Can you get Social Security benefits without being a US citizen?
Each month, the SSA sends Social Security benefits. Can immigrants receive them?
To cash Social Security checks for retirement, a person must have a Social Security number (SSN), which you are given to a US citizen and permanent resident, or can be obtained upon being issued a work permit. In addition, you must meet certain credit, earnings, and retirement age requirements.
Non-citizens of the United States can receive Social Security benefits as long as they are in the United States legally or if they live abroad and meet certain criteria.
Non-citizens living abroad may also qualify for Social Security if they ever worked in the United States and earned enough Social Security credits.
Can immigrants receive Supplemental Security Income?
On the other hand, according to SSA, a non-citizen may also be eligible for Supplemental Security Income (SSI) if they meet the requirements of the non-citizen laws. In general, as of August 22, 1996, most non-citizens must meet two requirements to be potentially eligible for SSI:
Social Security checks: how much money do you send?
Each year, SSA calculates the amounts you will send on an individual basis based on your “Primary Insurance Amount” (PIA). In addition, the benefit amount may be affected by the age of the beneficiaries, as well as the increase in the cost of living adjustment (COLA).
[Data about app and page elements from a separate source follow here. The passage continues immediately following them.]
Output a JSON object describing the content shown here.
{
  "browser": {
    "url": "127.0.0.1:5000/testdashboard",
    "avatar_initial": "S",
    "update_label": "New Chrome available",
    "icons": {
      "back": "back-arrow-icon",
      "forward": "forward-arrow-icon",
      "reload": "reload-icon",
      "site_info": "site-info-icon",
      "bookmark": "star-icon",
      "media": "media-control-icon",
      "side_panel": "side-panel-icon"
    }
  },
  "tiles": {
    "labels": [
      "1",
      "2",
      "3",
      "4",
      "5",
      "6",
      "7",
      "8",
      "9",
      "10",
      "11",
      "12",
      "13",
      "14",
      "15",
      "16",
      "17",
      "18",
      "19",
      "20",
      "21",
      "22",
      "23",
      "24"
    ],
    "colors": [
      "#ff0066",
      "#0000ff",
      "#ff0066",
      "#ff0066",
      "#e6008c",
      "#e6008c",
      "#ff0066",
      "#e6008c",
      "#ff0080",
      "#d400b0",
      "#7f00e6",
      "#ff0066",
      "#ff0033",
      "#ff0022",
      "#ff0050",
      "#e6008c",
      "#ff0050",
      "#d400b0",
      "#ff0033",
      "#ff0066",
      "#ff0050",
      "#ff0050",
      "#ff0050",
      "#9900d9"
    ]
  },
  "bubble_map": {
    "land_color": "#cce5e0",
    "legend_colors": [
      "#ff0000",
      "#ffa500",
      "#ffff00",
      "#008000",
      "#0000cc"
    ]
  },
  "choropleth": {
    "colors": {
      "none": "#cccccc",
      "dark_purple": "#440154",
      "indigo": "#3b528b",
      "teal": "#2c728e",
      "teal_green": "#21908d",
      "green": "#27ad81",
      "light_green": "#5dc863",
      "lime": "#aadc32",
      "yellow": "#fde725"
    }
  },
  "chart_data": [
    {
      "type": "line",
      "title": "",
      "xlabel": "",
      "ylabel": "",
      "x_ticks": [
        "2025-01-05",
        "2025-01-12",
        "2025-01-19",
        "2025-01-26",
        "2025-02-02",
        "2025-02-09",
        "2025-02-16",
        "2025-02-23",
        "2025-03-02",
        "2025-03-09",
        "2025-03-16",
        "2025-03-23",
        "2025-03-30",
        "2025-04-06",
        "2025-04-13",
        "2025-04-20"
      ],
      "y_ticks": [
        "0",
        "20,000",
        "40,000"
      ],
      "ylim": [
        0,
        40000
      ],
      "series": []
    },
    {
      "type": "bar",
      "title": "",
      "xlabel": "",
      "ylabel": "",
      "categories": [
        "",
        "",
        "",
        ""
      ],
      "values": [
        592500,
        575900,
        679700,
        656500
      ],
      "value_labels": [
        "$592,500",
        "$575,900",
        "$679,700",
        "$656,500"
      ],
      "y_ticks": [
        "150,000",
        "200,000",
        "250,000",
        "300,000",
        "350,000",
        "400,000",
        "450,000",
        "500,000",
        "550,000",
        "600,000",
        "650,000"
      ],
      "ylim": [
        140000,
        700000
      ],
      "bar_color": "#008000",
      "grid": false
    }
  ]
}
In 2023, thanks to the 8.7% increase in the COLA, average retiree payments increased to approximately $1,827, the SSA revealed in January. On the other hand, the maximum benefit for those who retire at age 62 is $2,572 per month, $3,627 per month for workers retiring at full retirement age (67), and $4,555 for those retiring at or after age 70.